- Input:
*****

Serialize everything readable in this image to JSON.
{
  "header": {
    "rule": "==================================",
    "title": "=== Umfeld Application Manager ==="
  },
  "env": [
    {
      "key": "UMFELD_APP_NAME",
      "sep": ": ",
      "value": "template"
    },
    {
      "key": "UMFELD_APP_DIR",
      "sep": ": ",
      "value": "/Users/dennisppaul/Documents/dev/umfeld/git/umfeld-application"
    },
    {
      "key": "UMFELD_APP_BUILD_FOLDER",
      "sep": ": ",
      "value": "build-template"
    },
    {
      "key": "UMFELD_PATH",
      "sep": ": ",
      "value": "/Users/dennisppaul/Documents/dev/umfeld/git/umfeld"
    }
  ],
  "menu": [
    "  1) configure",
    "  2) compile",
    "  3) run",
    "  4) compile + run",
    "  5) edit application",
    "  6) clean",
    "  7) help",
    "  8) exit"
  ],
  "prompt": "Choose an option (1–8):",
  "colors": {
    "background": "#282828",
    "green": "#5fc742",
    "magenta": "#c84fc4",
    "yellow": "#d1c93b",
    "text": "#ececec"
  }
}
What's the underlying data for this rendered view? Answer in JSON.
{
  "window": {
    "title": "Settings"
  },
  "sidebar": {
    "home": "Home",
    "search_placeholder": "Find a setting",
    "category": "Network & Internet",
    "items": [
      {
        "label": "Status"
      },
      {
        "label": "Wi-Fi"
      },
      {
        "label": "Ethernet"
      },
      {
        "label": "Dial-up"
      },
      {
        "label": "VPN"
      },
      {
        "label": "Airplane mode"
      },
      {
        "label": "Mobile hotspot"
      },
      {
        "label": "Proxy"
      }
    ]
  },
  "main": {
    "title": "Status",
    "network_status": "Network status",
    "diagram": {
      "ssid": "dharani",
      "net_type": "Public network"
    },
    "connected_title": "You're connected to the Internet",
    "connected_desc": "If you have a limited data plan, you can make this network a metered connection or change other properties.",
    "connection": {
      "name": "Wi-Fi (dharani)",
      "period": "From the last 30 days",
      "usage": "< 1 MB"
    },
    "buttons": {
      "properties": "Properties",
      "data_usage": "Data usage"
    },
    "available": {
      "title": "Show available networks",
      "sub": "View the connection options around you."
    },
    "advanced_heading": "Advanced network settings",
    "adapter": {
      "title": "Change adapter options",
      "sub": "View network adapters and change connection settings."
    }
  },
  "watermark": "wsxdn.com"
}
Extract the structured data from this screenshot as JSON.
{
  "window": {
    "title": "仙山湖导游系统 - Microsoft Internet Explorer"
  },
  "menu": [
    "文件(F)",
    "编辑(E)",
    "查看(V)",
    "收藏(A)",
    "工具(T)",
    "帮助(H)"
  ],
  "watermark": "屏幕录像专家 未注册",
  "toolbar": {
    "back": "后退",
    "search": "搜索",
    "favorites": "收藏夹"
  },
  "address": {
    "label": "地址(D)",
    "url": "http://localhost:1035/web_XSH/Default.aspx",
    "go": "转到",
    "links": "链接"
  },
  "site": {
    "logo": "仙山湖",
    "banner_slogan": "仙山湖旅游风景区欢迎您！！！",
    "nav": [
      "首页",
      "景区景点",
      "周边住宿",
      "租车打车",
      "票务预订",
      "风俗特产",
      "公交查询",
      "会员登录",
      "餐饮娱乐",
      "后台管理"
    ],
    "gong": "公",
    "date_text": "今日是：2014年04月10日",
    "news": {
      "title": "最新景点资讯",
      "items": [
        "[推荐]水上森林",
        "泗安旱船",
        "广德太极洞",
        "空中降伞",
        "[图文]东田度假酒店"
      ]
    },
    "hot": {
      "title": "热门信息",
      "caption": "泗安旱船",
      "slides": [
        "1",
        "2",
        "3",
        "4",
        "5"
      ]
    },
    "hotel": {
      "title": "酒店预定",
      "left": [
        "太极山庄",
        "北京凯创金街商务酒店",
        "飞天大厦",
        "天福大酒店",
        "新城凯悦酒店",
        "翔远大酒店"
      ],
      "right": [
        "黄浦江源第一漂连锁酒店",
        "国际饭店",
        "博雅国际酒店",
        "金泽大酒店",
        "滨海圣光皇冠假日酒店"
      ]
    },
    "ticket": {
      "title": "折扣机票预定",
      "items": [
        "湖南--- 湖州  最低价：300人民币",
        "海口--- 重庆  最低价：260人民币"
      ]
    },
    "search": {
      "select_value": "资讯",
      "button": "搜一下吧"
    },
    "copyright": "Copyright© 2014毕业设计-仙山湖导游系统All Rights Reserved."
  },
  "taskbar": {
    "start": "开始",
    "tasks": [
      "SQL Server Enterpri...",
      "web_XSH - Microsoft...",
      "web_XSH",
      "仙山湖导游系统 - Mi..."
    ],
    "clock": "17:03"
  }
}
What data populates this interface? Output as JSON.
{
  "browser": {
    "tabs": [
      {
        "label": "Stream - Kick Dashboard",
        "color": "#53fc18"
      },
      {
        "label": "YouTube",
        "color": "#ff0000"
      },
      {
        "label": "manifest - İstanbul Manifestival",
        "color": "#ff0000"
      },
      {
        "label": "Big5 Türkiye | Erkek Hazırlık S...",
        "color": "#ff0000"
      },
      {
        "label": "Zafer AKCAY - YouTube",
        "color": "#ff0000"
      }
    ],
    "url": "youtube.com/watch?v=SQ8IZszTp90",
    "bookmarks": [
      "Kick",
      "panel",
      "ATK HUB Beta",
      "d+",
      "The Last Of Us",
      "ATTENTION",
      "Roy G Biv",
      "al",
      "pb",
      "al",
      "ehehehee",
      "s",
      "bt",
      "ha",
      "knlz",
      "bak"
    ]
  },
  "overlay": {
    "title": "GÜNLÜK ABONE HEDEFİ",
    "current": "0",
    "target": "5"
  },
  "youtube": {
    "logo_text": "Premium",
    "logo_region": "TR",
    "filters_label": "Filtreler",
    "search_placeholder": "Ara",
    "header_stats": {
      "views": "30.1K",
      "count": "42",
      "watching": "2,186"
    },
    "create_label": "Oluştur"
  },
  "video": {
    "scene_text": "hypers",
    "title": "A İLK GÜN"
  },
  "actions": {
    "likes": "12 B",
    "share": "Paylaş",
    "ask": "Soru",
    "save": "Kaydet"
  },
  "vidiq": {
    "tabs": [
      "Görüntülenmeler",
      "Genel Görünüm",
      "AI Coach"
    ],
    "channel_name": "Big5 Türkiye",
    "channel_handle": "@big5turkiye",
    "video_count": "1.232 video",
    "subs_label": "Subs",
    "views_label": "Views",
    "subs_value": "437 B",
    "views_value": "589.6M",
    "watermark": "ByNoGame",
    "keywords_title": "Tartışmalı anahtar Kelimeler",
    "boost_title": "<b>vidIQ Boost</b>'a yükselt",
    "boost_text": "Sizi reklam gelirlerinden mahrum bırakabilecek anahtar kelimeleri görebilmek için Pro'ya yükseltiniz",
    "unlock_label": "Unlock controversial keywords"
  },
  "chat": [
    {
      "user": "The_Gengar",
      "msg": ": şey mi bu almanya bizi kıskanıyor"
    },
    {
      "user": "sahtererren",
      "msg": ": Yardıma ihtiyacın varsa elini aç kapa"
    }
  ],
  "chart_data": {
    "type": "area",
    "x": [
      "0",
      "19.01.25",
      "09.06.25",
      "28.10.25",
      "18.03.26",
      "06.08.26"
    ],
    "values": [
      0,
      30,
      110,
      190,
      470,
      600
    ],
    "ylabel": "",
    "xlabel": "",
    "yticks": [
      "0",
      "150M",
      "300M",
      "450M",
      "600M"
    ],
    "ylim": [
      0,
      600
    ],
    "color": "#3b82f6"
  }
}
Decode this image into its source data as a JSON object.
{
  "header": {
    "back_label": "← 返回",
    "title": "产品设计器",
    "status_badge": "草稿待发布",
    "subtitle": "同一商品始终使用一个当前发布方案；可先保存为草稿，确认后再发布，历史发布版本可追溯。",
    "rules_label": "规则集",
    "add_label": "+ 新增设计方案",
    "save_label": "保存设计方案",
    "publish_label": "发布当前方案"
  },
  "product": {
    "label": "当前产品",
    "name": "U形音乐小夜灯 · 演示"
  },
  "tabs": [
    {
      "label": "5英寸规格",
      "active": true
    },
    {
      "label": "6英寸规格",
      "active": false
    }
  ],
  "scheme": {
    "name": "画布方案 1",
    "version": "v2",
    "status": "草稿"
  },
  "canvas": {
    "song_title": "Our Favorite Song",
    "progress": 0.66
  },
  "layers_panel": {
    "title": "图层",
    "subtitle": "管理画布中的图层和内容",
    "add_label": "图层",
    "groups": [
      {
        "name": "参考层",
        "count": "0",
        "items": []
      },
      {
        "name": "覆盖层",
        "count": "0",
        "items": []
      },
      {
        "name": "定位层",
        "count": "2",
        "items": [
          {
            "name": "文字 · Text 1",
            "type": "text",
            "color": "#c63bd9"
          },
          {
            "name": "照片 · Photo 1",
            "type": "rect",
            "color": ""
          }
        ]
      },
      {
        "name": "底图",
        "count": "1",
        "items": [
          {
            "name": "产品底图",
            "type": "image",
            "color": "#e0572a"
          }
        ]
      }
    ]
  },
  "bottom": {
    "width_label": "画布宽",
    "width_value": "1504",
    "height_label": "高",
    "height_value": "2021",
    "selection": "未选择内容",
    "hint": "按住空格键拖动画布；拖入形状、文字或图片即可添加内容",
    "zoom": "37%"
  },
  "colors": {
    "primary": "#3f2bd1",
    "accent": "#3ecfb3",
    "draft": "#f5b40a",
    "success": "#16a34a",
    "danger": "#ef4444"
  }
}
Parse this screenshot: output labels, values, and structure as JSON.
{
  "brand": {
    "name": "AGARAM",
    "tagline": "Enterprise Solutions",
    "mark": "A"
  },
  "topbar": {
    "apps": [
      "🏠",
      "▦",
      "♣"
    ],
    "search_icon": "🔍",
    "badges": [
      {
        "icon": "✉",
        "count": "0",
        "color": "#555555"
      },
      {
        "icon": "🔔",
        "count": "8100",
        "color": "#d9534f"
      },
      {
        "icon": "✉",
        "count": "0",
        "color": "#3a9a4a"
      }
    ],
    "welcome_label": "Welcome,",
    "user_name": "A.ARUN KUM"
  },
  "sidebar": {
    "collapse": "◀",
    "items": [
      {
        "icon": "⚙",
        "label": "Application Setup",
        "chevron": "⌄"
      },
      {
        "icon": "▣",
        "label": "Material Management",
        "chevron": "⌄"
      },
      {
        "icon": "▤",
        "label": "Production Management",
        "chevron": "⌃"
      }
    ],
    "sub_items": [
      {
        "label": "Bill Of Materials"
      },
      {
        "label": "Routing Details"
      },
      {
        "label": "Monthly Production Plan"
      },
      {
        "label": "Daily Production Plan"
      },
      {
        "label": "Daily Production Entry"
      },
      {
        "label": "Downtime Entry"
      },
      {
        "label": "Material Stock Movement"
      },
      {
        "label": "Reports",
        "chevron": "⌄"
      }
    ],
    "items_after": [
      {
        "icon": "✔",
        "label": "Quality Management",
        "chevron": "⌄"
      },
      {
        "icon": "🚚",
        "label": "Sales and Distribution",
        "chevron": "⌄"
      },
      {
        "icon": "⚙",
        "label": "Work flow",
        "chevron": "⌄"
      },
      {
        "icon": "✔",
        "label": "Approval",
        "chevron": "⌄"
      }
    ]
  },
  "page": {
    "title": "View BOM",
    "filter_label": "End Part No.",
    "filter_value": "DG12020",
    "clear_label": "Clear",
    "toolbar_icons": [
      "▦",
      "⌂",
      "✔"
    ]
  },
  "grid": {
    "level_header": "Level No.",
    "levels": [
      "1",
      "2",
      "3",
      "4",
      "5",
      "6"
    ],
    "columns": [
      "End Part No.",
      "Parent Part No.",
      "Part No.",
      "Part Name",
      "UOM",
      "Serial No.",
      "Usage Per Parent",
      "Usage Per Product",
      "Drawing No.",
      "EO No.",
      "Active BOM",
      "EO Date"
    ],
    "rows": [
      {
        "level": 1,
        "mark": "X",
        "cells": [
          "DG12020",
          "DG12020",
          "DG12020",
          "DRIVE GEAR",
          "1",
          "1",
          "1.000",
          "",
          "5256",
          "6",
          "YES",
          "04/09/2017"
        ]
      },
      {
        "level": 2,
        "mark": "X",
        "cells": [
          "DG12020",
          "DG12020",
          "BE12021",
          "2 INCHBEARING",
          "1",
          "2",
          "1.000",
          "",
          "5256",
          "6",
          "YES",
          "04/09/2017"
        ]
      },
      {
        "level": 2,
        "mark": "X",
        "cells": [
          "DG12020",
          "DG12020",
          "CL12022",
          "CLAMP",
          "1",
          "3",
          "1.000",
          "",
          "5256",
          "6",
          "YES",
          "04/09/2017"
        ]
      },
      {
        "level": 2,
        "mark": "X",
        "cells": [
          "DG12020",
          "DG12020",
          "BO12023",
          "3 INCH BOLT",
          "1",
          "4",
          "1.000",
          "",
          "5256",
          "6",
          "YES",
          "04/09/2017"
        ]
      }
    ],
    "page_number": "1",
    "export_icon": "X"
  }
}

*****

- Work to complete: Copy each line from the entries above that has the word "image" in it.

- Written answer:
Serialize everything readable in this image to JSON.
Decode this image into its source data as a JSON object.
            "type": "image",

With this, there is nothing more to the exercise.